→ **GOAL OF THE EXERCISE**
Every entry must come back exactly as it was written.

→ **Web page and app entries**
★ ★ ★ ★ ★ ★ ★
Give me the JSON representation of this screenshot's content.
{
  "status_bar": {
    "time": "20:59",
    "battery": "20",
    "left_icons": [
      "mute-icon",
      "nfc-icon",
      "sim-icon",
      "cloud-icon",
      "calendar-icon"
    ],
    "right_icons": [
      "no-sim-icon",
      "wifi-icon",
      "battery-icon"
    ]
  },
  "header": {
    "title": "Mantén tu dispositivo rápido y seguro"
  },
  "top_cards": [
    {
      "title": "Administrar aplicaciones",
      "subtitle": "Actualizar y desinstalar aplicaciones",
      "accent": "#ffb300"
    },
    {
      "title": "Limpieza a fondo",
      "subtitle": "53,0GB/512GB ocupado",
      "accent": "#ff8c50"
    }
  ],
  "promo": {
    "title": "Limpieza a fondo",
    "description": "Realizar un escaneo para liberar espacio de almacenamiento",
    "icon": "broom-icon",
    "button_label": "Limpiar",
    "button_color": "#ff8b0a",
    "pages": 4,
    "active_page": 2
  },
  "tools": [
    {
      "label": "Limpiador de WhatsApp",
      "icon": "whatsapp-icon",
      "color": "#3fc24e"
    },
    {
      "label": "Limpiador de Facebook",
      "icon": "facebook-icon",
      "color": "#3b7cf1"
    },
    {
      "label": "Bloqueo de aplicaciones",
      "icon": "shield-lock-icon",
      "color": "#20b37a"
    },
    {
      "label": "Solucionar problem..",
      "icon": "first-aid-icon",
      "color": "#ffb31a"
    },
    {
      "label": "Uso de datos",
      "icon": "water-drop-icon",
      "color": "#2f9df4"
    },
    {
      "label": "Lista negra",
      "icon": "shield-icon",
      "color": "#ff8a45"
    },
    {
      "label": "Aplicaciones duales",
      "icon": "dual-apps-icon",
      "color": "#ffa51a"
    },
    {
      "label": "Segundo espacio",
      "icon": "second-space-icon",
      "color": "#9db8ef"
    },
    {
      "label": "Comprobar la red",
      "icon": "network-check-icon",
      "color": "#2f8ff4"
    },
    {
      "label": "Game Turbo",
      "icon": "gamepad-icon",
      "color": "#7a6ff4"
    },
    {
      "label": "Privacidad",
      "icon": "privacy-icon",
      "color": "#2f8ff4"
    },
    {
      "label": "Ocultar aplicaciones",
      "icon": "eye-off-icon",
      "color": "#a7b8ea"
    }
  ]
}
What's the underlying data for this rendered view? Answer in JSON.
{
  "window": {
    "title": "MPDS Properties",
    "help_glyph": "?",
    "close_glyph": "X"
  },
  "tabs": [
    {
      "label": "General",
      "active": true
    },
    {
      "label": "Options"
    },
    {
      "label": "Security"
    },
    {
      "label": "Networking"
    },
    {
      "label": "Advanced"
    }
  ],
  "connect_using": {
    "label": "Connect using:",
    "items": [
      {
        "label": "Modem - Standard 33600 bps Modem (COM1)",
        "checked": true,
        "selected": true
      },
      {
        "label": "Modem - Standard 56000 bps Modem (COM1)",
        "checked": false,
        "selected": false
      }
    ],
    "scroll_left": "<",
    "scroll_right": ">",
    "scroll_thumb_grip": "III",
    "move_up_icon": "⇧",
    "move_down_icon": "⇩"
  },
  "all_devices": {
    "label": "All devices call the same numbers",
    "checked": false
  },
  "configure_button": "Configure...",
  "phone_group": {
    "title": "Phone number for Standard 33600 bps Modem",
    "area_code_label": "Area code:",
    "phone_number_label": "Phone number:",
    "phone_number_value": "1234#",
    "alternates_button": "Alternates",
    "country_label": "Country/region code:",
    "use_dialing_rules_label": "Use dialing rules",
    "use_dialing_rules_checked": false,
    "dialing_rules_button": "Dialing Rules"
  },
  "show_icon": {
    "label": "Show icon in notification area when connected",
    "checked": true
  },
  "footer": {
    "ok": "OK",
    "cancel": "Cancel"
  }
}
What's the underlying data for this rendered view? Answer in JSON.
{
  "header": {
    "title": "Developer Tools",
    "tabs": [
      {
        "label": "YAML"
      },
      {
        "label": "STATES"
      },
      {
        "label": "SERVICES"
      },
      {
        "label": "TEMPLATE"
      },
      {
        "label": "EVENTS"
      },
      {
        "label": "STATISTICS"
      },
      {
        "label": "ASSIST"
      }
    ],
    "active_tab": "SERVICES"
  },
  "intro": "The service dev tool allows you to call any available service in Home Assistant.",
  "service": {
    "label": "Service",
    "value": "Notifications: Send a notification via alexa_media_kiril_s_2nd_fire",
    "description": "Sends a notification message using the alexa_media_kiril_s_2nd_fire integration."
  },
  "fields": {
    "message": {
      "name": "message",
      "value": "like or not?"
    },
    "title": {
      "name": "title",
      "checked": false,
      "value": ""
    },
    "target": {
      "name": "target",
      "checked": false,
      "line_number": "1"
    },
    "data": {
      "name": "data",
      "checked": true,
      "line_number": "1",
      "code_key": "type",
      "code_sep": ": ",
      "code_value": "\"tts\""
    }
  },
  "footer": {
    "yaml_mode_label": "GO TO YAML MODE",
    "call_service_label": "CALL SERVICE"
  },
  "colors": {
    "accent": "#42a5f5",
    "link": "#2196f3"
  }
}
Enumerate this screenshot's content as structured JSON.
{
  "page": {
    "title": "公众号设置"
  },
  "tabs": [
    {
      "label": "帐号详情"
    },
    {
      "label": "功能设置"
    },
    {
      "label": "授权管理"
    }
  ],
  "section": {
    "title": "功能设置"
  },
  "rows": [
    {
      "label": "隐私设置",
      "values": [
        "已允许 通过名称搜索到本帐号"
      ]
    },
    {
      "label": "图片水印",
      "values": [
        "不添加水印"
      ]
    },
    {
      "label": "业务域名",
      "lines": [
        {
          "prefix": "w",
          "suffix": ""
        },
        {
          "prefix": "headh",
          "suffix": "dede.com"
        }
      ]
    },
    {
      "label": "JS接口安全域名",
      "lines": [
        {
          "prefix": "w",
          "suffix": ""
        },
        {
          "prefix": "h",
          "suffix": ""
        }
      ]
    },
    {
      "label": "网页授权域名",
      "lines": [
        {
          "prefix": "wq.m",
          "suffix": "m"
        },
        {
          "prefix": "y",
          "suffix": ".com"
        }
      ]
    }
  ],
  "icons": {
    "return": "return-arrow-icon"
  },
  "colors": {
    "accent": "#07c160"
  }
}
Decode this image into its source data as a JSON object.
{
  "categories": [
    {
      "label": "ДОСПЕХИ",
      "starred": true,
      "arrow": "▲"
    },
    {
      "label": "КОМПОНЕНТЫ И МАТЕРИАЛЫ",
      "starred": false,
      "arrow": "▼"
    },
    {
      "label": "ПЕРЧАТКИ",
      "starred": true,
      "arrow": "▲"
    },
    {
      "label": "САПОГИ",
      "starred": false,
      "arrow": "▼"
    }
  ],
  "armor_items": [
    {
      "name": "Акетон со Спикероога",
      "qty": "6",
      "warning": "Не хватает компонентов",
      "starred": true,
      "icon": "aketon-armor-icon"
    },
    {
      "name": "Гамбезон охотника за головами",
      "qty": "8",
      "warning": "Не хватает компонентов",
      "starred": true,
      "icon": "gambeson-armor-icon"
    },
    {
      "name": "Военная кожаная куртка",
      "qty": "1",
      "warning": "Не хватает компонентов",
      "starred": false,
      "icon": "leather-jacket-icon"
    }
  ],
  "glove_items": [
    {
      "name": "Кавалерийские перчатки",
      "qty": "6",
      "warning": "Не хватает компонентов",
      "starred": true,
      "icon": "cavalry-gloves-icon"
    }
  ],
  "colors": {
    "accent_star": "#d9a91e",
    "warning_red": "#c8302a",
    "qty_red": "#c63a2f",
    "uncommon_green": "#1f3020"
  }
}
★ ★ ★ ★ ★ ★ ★
→ **SOLUTION TO THIS TASK**
Give me the JSON representation of this screenshot's content.
{
  "status_bar": {
    "time": "20:59",
    "battery": "20",
    "left_icons": [
      "mute-icon",
      "nfc-icon",
      "sim-icon",
      "cloud-icon",
      "calendar-icon"
    ],
    "right_icons": [
      "no-sim-icon",
      "wifi-icon",
      "battery-icon"
    ]
  },
  "header": {
    "title": "Mantén tu dispositivo rápido y seguro"
  },
  "top_cards": [
    {
      "title": "Administrar aplicaciones",
      "subtitle": "Actualizar y desinstalar aplicaciones",
      "accent": "#ffb300"
    },
    {
      "title": "Limpieza a fondo",
      "subtitle": "53,0GB/512GB ocupado",
      "accent": "#ff8c50"
    }
  ],
  "promo": {
    "title": "Limpieza a fondo",
    "description": "Realizar un escaneo para liberar espacio de almacenamiento",
    "icon": "broom-icon",
    "button_label": "Limpiar",
    "button_color": "#ff8b0a",
    "pages": 4,
    "active_page": 2
  },
  "tools": [
    {
      "label": "Limpiador de WhatsApp",
      "icon": "whatsapp-icon",
      "color": "#3fc24e"
    },
    {
      "label": "Limpiador de Facebook",
      "icon": "facebook-icon",
      "color": "#3b7cf1"
    },
    {
      "label": "Bloqueo de aplicaciones",
      "icon": "shield-lock-icon",
      "color": "#20b37a"
    },
    {
      "label": "Solucionar problem..",
      "icon": "first-aid-icon",
      "color": "#ffb31a"
    },
    {
      "label": "Uso de datos",
      "icon": "water-drop-icon",
      "color": "#2f9df4"
    },
    {
      "label": "Lista negra",
      "icon": "shield-icon",
      "color": "#ff8a45"
    },
    {
      "label": "Aplicaciones duales",
      "icon": "dual-apps-icon",
      "color": "#ffa51a"
    },
    {
      "label": "Segundo espacio",
      "icon": "second-space-icon",
      "color": "#9db8ef"
    },
    {
      "label": "Comprobar la red",
      "icon": "network-check-icon",
      "color": "#2f8ff4"
    },
    {
      "label": "Game Turbo",
      "icon": "gamepad-icon",
      "color": "#7a6ff4"
    },
    {
      "label": "Privacidad",
      "icon": "privacy-icon",
      "color": "#2f8ff4"
    },
    {
      "label": "Ocultar aplicaciones",
      "icon": "eye-off-icon",
      "color": "#a7b8ea"
    }
  ]
}
What's the underlying data for this rendered view? Answer in JSON.
{
  "window": {
    "title": "MPDS Properties",
    "help_glyph": "?",
    "close_glyph": "X"
  },
  "tabs": [
    {
      "label": "General",
      "active": true
    },
    {
      "label": "Options"
    },
    {
      "label": "Security"
    },
    {
      "label": "Networking"
    },
    {
      "label": "Advanced"
    }
  ],
  "connect_using": {
    "label": "Connect using:",
    "items": [
      {
        "label": "Modem - Standard 33600 bps Modem (COM1)",
        "checked": true,
        "selected": true
      },
      {
        "label": "Modem - Standard 56000 bps Modem (COM1)",
        "checked": false,
        "selected": false
      }
    ],
    "scroll_left": "<",
    "scroll_right": ">",
    "scroll_thumb_grip": "III",
    "move_up_icon": "⇧",
    "move_down_icon": "⇩"
  },
  "all_devices": {
    "label": "All devices call the same numbers",
    "checked": false
  },
  "configure_button": "Configure...",
  "phone_group": {
    "title": "Phone number for Standard 33600 bps Modem",
    "area_code_label": "Area code:",
    "phone_number_label": "Phone number:",
    "phone_number_value": "1234#",
    "alternates_button": "Alternates",
    "country_label": "Country/region code:",
    "use_dialing_rules_label": "Use dialing rules",
    "use_dialing_rules_checked": false,
    "dialing_rules_button": "Dialing Rules"
  },
  "show_icon": {
    "label": "Show icon in notification area when connected",
    "checked": true
  },
  "footer": {
    "ok": "OK",
    "cancel": "Cancel"
  }
}
What's the underlying data for this rendered view? Answer in JSON.
{
  "header": {
    "title": "Developer Tools",
    "tabs": [
      {
        "label": "YAML"
      },
      {
        "label": "STATES"
      },
      {
        "label": "SERVICES"
      },
      {
        "label": "TEMPLATE"
      },
      {
        "label": "EVENTS"
      },
      {
        "label": "STATISTICS"
      },
      {
        "label": "ASSIST"
      }
    ],
    "active_tab": "SERVICES"
  },
  "intro": "The service dev tool allows you to call any available service in Home Assistant.",
  "service": {
    "label": "Service",
    "value": "Notifications: Send a notification via alexa_media_kiril_s_2nd_fire",
    "description": "Sends a notification message using the alexa_media_kiril_s_2nd_fire integration."
  },
  "fields": {
    "message": {
      "name": "message",
      "value": "like or not?"
    },
    "title": {
      "name": "title",
      "checked": false,
      "value": ""
    },
    "target": {
      "name": "target",
      "checked": false,
      "line_number": "1"
    },
    "data": {
      "name": "data",
      "checked": true,
      "line_number": "1",
      "code_key": "type",
      "code_sep": ": ",
      "code_value": "\"tts\""
    }
  },
  "footer": {
    "yaml_mode_label": "GO TO YAML MODE",
    "call_service_label": "CALL SERVICE"
  },
  "colors": {
    "accent": "#42a5f5",
    "link": "#2196f3"
  }
}
Enumerate this screenshot's content as structured JSON.
{
  "page": {
    "title": "公众号设置"
  },
  "tabs": [
    {
      "label": "帐号详情"
    },
    {
      "label": "功能设置"
    },
    {
      "label": "授权管理"
    }
  ],
  "section": {
    "title": "功能设置"
  },
  "rows": [
    {
      "label": "隐私设置",
      "values": [
        "已允许 通过名称搜索到本帐号"
      ]
    },
    {
      "label": "图片水印",
      "values": [
        "不添加水印"
      ]
    },
    {
      "label": "业务域名",
      "lines": [
        {
          "prefix": "w",
          "suffix": ""
        },
        {
          "prefix": "headh",
          "suffix": "dede.com"
        }
      ]
    },
    {
      "label": "JS接口安全域名",
      "lines": [
        {
          "prefix": "w",
          "suffix": ""
        },
        {
          "prefix": "h",
          "suffix": ""
        }
      ]
    },
    {
      "label": "网页授权域名",
      "lines": [
        {
          "prefix": "wq.m",
          "suffix": "m"
        },
        {
          "prefix": "y",
          "suffix": ".com"
        }
      ]
    }
  ],
  "icons": {
    "return": "return-arrow-icon"
  },
  "colors": {
    "accent": "#07c160"
  }
}
Decode this image into its source data as a JSON object.
{
  "categories": [
    {
      "label": "ДОСПЕХИ",
      "starred": true,
      "arrow": "▲"
    },
    {
      "label": "КОМПОНЕНТЫ И МАТЕРИАЛЫ",
      "starred": false,
      "arrow": "▼"
    },
    {
      "label": "ПЕРЧАТКИ",
      "starred": true,
      "arrow": "▲"
    },
    {
      "label": "САПОГИ",
      "starred": false,
      "arrow": "▼"
    }
  ],
  "armor_items": [
    {
      "name": "Акетон со Спикероога",
      "qty": "6",
      "warning": "Не хватает компонентов",
      "starred": true,
      "icon": "aketon-armor-icon"
    },
    {
      "name": "Гамбезон охотника за головами",
      "qty": "8",
      "warning": "Не хватает компонентов",
      "starred": true,
      "icon": "gambeson-armor-icon"
    },
    {
      "name": "Военная кожаная куртка",
      "qty": "1",
      "warning": "Не хватает компонентов",
      "starred": false,
      "icon": "leather-jacket-icon"
    }
  ],
  "glove_items": [
    {
      "name": "Кавалерийские перчатки",
      "qty": "6",
      "warning": "Не хватает компонентов",
      "starred": true,
      "icon": "cavalry-gloves-icon"
    }
  ],
  "colors": {
    "accent_star": "#d9a91e",
    "warning_red": "#c8302a",
    "qty_red": "#c63a2f",
    "uncommon_green": "#1f3020"
  }
}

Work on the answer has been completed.